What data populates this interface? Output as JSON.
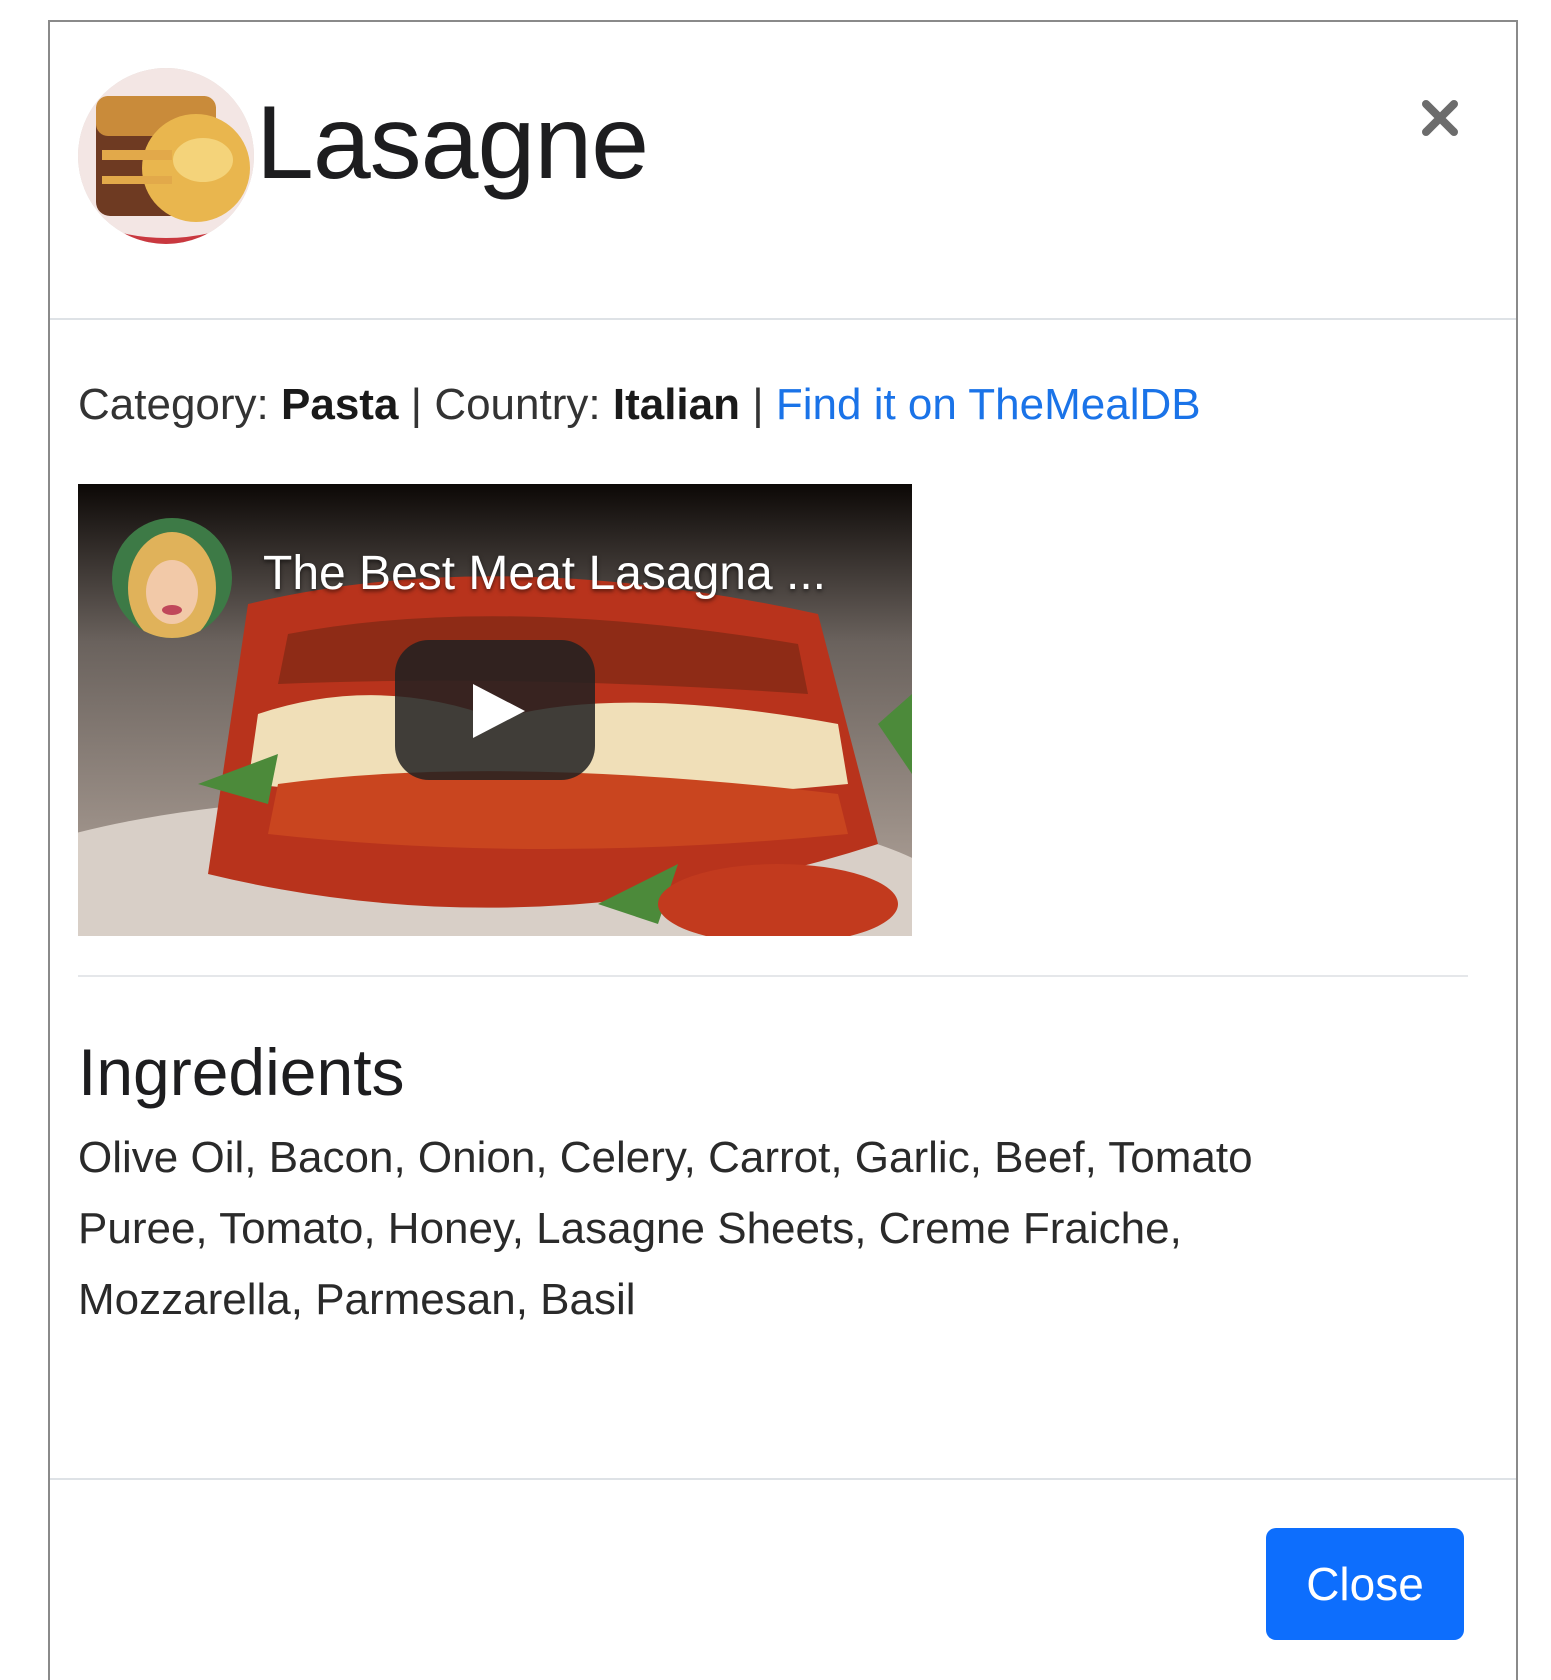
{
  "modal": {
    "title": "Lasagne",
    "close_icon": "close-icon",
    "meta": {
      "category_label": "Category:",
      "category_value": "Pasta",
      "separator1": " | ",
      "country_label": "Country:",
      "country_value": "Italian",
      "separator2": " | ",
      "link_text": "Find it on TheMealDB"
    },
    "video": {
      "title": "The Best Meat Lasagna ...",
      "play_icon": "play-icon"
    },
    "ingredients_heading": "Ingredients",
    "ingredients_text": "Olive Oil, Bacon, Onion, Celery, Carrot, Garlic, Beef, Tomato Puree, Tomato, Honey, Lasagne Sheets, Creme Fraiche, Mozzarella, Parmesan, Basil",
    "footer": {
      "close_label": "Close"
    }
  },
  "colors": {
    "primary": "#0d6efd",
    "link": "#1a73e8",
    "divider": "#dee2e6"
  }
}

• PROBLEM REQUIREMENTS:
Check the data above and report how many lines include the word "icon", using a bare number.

• WRITTEN SOLUTION:
2